> **Your assignment**
Where in the data below does the word "服务器管理器" appear? Copy every line that has it.

BEGIN Provided records

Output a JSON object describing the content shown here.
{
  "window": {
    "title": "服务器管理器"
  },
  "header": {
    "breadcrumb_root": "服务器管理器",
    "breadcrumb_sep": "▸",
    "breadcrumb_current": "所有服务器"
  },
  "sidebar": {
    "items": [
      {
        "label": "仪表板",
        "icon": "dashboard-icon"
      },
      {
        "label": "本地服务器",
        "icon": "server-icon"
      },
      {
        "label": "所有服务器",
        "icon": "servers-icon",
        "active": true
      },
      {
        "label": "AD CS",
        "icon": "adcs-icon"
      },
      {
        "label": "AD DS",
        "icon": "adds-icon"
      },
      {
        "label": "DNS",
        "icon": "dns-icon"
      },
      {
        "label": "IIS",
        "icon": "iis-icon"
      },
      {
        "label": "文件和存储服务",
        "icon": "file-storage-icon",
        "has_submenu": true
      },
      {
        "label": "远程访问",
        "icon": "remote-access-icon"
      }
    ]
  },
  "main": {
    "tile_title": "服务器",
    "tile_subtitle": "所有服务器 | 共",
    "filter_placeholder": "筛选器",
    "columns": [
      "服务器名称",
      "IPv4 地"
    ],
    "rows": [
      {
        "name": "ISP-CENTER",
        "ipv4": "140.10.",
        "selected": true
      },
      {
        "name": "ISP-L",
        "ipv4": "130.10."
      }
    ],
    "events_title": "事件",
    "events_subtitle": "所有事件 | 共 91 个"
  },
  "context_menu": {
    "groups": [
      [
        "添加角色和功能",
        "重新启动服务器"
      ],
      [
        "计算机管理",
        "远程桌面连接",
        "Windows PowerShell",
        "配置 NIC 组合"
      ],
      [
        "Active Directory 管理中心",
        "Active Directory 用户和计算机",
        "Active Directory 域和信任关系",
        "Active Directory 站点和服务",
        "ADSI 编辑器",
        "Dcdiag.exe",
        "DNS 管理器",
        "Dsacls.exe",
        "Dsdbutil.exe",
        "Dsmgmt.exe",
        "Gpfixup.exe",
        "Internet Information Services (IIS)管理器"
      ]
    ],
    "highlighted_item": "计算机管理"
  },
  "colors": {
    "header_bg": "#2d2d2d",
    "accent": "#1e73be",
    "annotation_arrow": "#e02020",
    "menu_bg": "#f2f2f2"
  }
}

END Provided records

> **Response to this exercise**
    "title": "服务器管理器"
    "breadcrumb_root": "服务器管理器",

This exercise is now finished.